#### ABOUT THIS EXERCISE:
Go through the records below and report each line with "meta" in it.

#### PROVIDED INFORMATION:

--*--

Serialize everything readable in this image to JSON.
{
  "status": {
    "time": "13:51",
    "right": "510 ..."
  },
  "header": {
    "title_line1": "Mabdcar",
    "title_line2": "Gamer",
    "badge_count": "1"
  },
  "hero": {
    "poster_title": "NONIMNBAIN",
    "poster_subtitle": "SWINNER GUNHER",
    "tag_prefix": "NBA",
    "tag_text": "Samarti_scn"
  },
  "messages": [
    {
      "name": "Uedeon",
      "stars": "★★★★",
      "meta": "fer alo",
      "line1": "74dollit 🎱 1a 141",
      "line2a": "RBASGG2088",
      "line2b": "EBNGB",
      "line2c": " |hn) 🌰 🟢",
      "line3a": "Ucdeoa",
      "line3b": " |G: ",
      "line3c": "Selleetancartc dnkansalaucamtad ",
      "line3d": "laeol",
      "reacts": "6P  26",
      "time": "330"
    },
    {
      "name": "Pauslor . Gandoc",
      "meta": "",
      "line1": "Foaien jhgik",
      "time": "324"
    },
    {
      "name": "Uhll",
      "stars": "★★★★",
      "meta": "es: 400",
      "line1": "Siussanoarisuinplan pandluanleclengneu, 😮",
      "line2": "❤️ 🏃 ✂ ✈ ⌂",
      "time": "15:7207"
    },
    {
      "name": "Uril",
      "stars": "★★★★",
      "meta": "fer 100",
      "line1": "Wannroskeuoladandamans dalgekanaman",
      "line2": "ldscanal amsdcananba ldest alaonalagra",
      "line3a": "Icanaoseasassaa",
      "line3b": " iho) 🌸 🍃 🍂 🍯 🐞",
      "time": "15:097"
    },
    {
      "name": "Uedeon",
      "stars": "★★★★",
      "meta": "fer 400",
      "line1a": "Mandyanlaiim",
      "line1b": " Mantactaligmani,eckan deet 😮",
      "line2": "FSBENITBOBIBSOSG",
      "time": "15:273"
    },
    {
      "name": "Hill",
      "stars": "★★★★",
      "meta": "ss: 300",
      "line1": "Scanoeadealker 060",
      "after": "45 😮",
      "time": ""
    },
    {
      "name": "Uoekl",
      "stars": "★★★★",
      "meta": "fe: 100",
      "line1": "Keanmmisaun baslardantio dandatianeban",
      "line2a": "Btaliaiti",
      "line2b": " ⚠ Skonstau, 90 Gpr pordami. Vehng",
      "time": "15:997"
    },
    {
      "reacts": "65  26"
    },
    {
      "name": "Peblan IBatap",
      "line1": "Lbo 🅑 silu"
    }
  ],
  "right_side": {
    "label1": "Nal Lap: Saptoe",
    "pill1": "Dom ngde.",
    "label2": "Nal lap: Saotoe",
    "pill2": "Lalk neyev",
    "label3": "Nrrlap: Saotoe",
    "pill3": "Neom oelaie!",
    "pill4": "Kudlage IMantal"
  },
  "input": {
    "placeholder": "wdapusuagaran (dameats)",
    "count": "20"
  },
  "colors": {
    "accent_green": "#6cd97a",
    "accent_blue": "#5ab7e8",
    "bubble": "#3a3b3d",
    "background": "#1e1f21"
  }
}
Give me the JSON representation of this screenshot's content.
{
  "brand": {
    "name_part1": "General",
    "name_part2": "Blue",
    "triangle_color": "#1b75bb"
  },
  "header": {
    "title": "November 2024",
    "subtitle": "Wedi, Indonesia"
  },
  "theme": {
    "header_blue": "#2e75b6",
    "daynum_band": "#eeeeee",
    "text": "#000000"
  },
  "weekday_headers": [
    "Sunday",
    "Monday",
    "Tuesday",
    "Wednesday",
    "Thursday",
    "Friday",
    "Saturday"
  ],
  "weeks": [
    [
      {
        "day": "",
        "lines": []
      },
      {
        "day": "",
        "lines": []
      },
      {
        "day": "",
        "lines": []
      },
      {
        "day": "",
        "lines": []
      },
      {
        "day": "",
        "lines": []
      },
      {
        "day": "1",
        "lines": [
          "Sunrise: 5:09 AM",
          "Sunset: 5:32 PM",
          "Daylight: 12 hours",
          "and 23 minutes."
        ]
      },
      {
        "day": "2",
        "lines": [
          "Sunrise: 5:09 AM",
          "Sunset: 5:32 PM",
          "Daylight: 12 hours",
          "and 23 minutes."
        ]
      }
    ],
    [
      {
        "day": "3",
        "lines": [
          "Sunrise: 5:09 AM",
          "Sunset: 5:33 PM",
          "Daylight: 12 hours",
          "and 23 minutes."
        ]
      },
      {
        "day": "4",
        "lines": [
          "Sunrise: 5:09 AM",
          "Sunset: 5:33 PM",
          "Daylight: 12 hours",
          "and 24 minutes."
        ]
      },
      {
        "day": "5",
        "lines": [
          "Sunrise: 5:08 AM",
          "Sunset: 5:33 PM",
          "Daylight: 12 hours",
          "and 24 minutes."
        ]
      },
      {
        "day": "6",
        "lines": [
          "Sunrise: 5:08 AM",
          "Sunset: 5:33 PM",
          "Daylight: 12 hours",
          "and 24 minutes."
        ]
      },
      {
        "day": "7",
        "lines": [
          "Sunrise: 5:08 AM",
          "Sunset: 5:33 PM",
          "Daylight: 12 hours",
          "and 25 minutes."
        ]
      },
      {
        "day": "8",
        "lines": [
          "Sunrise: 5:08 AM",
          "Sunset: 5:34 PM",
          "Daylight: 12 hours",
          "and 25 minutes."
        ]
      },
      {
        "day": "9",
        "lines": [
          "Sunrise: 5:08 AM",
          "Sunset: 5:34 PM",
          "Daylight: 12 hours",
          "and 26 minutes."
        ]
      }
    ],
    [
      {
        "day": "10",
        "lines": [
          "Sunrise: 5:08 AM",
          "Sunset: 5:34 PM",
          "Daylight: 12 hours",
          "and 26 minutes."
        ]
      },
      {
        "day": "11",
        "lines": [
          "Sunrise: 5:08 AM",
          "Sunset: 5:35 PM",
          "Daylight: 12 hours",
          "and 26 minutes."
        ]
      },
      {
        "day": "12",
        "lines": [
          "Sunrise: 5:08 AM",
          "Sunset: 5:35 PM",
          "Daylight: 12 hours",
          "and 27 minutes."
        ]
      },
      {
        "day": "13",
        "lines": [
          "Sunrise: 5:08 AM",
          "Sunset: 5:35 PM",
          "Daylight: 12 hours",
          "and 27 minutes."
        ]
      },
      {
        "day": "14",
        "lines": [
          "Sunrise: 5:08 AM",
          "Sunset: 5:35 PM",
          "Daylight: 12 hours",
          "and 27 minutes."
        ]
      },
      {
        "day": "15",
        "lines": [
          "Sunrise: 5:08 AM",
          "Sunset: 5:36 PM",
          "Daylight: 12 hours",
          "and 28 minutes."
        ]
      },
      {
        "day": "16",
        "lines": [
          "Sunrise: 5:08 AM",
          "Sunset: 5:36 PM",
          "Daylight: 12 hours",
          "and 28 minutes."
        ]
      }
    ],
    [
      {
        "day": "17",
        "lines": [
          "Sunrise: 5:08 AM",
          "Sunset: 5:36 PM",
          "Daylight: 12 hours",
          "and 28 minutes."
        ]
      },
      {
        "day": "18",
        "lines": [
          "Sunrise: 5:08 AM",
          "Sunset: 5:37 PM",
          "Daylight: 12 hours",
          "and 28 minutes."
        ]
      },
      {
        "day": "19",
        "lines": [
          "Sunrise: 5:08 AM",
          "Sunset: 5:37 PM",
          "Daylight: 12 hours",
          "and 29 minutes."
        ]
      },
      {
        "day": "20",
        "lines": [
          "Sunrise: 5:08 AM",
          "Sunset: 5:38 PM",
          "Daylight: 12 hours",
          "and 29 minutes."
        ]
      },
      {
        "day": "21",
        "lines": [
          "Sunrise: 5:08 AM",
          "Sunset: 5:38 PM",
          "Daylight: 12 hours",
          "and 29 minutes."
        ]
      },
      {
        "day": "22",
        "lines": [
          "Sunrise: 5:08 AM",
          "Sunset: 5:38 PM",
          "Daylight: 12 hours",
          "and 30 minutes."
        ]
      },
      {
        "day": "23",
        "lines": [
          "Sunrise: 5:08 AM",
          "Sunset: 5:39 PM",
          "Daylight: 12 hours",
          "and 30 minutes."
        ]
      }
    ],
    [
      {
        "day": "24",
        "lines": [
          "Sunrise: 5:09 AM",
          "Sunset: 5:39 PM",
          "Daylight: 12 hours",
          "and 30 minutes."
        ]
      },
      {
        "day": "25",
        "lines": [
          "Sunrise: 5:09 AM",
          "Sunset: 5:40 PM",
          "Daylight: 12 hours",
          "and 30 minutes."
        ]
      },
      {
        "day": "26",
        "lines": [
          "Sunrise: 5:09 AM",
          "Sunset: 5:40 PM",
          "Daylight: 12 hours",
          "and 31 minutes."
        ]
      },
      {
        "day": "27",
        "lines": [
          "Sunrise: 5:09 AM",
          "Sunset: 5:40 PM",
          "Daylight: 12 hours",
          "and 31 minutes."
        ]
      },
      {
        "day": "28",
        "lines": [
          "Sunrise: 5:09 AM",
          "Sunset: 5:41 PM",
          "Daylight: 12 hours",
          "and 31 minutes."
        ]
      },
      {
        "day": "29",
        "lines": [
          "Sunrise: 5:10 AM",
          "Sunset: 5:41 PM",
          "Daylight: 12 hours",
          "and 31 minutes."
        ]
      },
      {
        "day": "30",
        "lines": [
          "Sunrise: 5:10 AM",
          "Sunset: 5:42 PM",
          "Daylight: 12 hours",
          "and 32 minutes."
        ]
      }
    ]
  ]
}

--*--

#### ANSWER BOX:
      "meta": "fer alo",
      "meta": "",
      "meta": "es: 400",
      "meta": "fer 100",
      "meta": "fer 400",
      "meta": "ss: 300",
      "meta": "fe: 100",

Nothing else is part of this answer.